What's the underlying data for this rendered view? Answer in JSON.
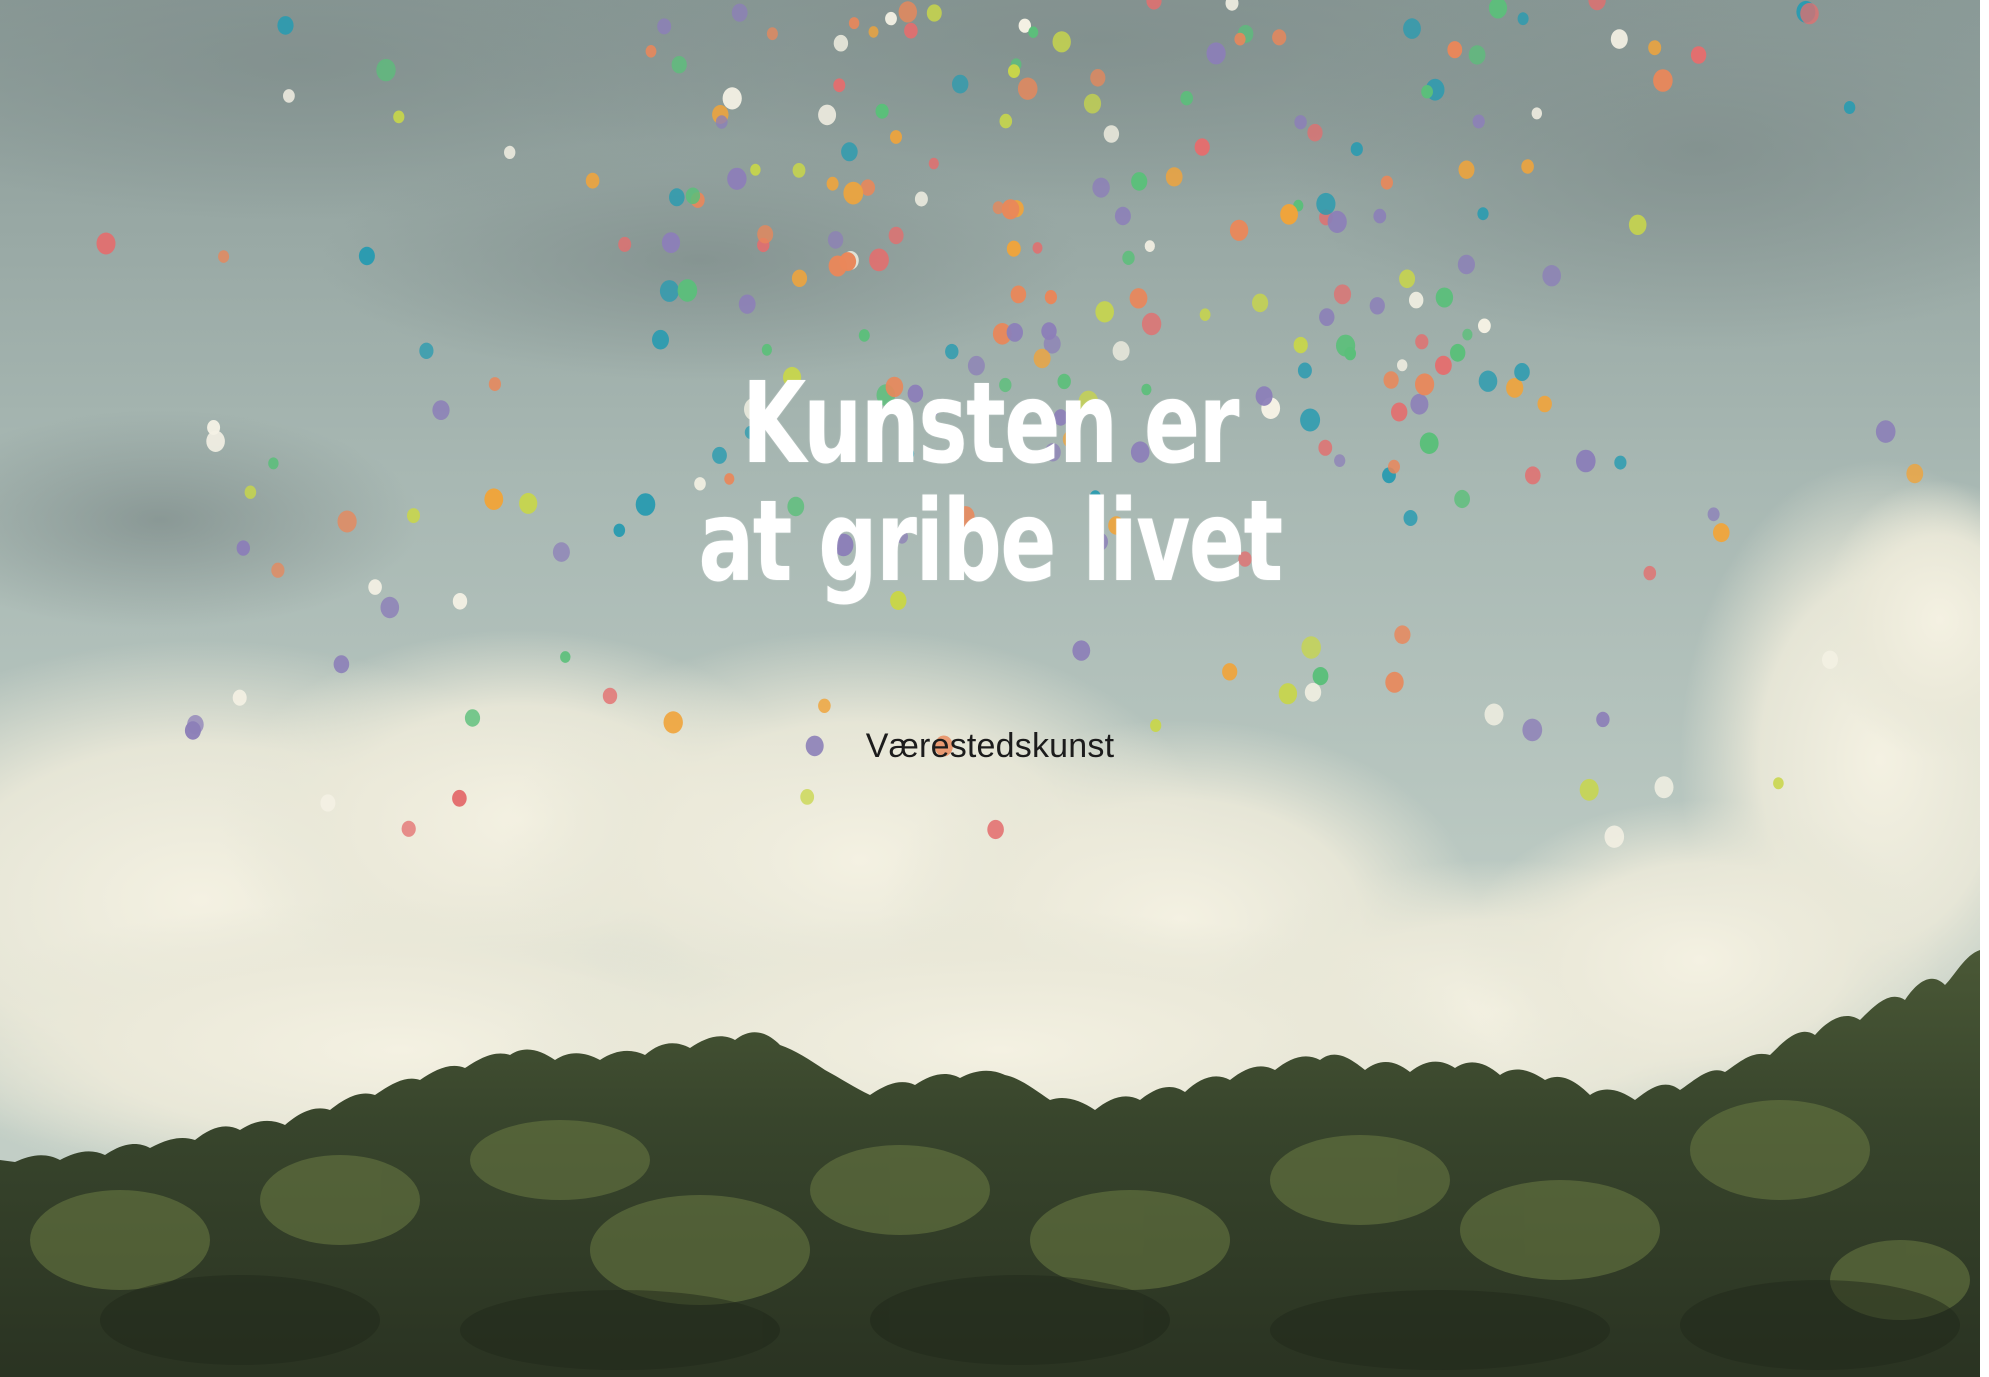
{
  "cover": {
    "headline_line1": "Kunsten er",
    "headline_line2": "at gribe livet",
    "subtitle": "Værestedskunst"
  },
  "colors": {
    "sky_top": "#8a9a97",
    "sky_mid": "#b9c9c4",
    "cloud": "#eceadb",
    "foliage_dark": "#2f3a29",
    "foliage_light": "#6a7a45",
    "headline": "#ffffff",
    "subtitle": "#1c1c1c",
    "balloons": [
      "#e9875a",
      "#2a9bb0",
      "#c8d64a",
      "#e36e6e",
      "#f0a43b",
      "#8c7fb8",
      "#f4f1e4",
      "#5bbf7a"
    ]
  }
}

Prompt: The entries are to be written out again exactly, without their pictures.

Solution for this task:
What's the underlying data for this rendered view? Answer in JSON.
{
  "cover": {
    "headline_line1": "Kunsten er",
    "headline_line2": "at gribe livet",
    "subtitle": "Værestedskunst"
  },
  "colors": {
    "sky_top": "#8a9a97",
    "sky_mid": "#b9c9c4",
    "cloud": "#eceadb",
    "foliage_dark": "#2f3a29",
    "foliage_light": "#6a7a45",
    "headline": "#ffffff",
    "subtitle": "#1c1c1c",
    "balloons": [
      "#e9875a",
      "#2a9bb0",
      "#c8d64a",
      "#e36e6e",
      "#f0a43b",
      "#8c7fb8",
      "#f4f1e4",
      "#5bbf7a"
    ]
  }
}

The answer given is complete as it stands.